In the last three decades we have observed several waves of expansion efforts by Asian companies, reportedly motivated by a desire to replicate their market leadership at home in the large Western markets and often starting with the U.S.
My research over the years suggests that Japanese companies trying to find a fast path to U.S. market dominance are seldom successful on their own. Ultimately it makes sense to find a U.S. company receptive to becoming a local partner, so I admire forward-thinking business leaders who—when challenged to “go global”—readily pursue an acquisition strategy as the first step in tackling the U.S. market.
Following acquisition, the tactical, but critical cross-cultural best practices are readily discoverable. For example, American colleagues must learn meishi exchange and the importance of nemawashii in critical decision-making. Japanese colleagues must get comfortable with the need to constantly articulate a point of view in U.S. meetings, that office “face time” is not important, and that their human capital networks outside of their companies are essential.
More fundamental and harder to learn is an insight into the differences in perspectives on people. Today’s, knowledge companies largely view their human capital as the most precious corporate asset. When talent is the most expensive resource, and the IP they ultimately produce is the defensible moat for both leading start-ups and corporate tech goliaths, then talent acquisition, engagement and retention becomes a company critical capability. The resulting implication is that managers’ paramount responsibility is employee engagement and retention.
In ultra competitive markets like Silicon Valley, the top university graduates and sought after professionals will be very selective when considering their next move. They will screen each opportunity to find the most inspiring mission, aligned corporate values, a passionate boss who they can learn from and who will develop their career, and a collegial team that will contribute to their development and fun. They expect competitive salary and equity compensation, and what have become standard job benefits (ongoing education, extra or even “open” vacation policies, on-site dining and personnel services).

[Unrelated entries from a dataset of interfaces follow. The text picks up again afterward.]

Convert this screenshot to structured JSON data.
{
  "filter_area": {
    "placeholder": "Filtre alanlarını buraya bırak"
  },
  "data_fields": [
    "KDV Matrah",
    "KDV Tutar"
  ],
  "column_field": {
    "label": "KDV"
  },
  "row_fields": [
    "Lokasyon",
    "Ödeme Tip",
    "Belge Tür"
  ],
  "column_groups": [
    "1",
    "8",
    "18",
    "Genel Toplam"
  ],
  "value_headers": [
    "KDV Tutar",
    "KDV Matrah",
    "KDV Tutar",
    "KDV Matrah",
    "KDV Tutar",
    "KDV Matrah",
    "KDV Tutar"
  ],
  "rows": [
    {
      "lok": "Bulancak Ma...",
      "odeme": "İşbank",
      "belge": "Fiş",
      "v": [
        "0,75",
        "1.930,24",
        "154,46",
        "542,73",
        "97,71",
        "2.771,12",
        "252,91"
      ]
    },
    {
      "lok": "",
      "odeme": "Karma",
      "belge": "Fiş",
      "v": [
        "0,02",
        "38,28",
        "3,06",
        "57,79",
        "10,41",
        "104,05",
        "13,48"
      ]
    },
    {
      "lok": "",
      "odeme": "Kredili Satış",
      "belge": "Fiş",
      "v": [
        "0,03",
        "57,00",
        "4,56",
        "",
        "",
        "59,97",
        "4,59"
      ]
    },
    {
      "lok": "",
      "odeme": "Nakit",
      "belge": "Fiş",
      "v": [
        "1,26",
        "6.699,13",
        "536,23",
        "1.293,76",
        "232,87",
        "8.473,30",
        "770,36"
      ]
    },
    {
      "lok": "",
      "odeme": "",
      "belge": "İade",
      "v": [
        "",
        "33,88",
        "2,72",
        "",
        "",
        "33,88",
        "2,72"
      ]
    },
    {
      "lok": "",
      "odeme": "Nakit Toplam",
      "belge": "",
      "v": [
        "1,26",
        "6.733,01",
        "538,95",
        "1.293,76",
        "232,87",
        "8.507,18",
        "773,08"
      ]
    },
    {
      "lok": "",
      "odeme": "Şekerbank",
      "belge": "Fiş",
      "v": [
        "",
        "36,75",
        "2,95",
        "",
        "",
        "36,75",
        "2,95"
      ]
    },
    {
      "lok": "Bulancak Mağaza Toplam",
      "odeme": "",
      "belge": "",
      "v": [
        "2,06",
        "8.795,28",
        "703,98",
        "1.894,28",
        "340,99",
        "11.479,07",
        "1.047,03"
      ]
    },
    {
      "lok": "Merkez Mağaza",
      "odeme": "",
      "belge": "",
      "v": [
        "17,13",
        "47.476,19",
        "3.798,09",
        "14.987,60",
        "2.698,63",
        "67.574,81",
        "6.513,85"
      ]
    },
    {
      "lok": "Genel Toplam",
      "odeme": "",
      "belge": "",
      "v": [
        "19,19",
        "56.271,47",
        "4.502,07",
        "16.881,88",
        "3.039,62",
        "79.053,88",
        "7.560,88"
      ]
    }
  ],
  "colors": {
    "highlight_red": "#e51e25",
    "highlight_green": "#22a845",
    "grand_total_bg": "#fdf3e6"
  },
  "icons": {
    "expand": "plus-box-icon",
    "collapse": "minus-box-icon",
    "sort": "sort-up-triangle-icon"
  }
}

US employees expect to understand why their employer is doing what they’re doing, how the company will win market share, and what their individual contribution should be towards their company’s success. Western talent is not blindly motivated to “be #1 in XYZ market” or to “achieve $X revenue growth in Year 1.”
In contrast, even in the most competitive talent pools in Japan, it still seems that employees are expected to be company devotees, required to embrace any role or assigned manager and adapt an “anything for the company” mindset. Career/life imbalance is often a given.
Successful expansion requires a recognition of the cultural and talent norms in the US and a willingness to embrace them. I realize that this account may make U.S. managers and their teams seem full of entitled children (wagamama). But as countries like Japan continue to face a diminishing younger, coveted workforce of knowledge workers, I hope there are some insights here that can make your expansion journeys successful in the West, and also be used at home.Read on Nikkei Site